Sounds socialistic? Yankee-style competition is alive and well, too. While the plummeting fares of Europe's discount airlines have been grabbing the headlines, a nice ripple effect is how well the rail system has risen to the challenge. I just read an "advert" in London claiming that more business travelers now ride the Eurostar train from London to Paris than all airlines combined. I can see why on my last trip under the English Channel, the ease, speed and comfort of the train impressed upon me that this was better than flying. By October, travel time from downtown London to downtown Paris will drop to just to 2.5 hours. Factor in time saved by avoiding the trip to the airport, check-in lines and security delays, and the numbers speak for themselves.
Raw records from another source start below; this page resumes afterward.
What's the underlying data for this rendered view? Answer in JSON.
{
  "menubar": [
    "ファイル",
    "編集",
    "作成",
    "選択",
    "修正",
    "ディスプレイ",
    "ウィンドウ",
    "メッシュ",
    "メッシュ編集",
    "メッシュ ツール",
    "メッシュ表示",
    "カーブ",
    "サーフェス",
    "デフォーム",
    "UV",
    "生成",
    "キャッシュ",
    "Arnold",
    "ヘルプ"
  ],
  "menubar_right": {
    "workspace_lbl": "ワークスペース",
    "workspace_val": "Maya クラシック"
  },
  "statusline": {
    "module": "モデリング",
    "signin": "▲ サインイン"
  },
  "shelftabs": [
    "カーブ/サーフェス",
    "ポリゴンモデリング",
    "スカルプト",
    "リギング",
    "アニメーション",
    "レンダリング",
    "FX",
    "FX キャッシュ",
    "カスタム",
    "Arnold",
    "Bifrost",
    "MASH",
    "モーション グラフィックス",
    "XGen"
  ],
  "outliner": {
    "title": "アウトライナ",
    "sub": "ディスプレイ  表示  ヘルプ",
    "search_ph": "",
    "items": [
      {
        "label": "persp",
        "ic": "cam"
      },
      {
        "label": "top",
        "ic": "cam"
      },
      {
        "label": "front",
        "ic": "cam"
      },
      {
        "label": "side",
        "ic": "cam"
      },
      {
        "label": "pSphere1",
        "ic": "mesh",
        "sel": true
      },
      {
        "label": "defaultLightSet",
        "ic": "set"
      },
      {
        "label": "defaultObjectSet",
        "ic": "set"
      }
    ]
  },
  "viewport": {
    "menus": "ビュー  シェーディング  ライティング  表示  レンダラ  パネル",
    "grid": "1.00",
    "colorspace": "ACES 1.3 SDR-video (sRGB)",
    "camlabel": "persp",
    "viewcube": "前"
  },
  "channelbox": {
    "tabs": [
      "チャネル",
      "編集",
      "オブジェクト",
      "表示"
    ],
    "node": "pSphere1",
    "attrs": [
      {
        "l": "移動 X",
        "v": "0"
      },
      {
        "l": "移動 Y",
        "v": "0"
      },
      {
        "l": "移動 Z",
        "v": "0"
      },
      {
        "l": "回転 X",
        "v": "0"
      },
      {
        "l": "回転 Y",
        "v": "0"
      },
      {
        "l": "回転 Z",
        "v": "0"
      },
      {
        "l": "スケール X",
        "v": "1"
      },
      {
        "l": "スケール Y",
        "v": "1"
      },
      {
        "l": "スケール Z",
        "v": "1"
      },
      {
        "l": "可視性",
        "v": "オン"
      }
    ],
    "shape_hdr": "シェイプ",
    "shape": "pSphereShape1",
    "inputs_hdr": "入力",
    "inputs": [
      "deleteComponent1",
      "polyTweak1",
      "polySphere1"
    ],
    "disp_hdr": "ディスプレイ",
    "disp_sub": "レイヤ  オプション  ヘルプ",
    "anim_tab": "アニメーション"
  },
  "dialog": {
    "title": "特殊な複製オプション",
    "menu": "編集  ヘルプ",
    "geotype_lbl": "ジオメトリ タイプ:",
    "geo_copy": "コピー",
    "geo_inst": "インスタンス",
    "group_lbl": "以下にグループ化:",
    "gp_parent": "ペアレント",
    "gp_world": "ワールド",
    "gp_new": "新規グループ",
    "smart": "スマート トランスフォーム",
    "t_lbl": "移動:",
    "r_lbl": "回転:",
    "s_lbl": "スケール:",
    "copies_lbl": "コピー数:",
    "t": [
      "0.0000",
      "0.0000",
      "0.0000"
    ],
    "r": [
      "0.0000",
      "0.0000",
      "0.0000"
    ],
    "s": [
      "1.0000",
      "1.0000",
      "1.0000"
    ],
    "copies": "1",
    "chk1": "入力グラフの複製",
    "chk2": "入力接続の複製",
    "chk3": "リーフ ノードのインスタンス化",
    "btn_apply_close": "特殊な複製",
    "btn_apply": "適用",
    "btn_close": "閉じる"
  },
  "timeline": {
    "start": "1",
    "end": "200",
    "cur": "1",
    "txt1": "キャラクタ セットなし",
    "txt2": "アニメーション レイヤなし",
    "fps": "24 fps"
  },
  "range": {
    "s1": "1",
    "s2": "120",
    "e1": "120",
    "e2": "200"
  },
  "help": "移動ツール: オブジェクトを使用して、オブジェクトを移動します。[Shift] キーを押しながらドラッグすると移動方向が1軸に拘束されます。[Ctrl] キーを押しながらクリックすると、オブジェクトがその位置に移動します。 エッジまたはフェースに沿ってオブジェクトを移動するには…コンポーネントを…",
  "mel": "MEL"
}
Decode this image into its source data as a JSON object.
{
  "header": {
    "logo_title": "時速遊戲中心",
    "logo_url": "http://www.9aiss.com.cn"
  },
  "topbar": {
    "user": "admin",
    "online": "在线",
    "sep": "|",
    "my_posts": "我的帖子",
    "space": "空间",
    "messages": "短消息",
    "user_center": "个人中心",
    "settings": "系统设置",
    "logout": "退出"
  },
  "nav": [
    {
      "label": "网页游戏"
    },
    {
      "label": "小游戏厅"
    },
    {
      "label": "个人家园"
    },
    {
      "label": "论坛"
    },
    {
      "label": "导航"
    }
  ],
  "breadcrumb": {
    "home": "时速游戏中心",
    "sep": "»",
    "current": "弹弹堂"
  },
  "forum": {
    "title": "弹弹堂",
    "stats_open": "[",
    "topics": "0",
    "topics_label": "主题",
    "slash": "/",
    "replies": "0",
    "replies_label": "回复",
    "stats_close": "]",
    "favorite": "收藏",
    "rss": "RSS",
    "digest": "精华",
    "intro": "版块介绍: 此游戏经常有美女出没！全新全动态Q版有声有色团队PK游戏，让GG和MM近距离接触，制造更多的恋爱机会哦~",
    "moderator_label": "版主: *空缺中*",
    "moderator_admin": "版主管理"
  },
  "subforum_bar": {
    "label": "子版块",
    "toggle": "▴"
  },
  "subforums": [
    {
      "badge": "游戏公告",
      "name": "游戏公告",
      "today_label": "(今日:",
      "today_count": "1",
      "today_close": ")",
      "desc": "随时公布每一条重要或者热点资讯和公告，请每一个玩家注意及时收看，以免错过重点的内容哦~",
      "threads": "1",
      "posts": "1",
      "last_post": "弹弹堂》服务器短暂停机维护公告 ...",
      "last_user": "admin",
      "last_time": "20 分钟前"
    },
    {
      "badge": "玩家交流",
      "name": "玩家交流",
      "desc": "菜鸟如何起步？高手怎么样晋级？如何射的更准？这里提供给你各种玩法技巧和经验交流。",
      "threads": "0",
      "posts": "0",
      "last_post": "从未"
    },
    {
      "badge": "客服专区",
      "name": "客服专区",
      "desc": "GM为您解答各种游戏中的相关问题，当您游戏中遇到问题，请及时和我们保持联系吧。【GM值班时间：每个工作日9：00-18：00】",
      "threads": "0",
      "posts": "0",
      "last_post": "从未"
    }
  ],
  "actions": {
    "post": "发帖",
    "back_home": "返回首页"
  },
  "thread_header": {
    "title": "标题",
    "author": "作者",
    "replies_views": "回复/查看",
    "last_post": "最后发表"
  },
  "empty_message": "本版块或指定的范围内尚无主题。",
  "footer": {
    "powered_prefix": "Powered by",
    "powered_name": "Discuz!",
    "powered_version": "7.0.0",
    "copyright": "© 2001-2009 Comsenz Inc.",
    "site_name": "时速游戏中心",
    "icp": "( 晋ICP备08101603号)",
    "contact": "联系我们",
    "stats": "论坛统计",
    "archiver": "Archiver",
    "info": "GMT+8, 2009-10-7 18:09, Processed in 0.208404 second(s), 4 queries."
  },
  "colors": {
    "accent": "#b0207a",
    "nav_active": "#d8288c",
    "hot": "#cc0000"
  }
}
When I do fly, I'm zipping out to airports on new express train services (Oslo's new airport is even farther out of town than Denver's). Just today, I zipped right past Milan's rush hour gridlock to Malpensa airport on the sleek Malpensa Express (2 hours, 40 minutes, $10).
Planning this summer's trip, I was disappointed that the overnight train no longer runs from Stockholm to Oslo. Then I realized why: a brand new train does the trip in a zippy five hours. Rocketing across Scandinavia, I was surprised with a hot dinner (it came with my first class railpass and reservation). Under a late evening Scandinavian sun, my train seemed to skate over glassy lakes, then banked around corners through lush birch forests. I stuck the Swedish flag toothpick in my meatball and just gazed in amazement out the window.
When I made my reservation in Denmark, the lady at the counter asked me a new question: "quiet car?" Having lots of writing to do, I said "Ya sure." And I rode with local businessmen in silence: no cell phones, no children, no walkmen. Just serious readers, Danish workaholics, and a travel writer organizing his thoughts.
For those with play on their minds, France is all abuzz over how the TGV is bringing the country's quiet corners within easy striking distance of Paris. A beach break on the Mediterannean is now an easy half-day away from the Champs-Elysees.
Beyond speed, today's rail traveler has choices that were unheard of thirty years ago, when my railpass choice was kindergarten-simple: 30, 60 or 90 days to cover 17 countries (whether I wanted 'em or not). Today, travelers can be flexi in both days and countries paid for and covered. In other words, you can choose any individual 5 to 10 train days in a two month window and lace together any 3, 4, or 5 neighboring countries to tailor the most economical pass for your trip needs.
Every time I finish a train ride caught up on my research, well-rested, and unfrazzled, I think "I could be behind the wheel about half way to my destination fighting European traffic." Sure, some trips make sense by car. But for big city hopping, rail is my choice. And perhaps the biggest, most costly mistake American travelers make in planning their trip is under-estimating how well Europe's public transportation system can lace together the trip of their dreams.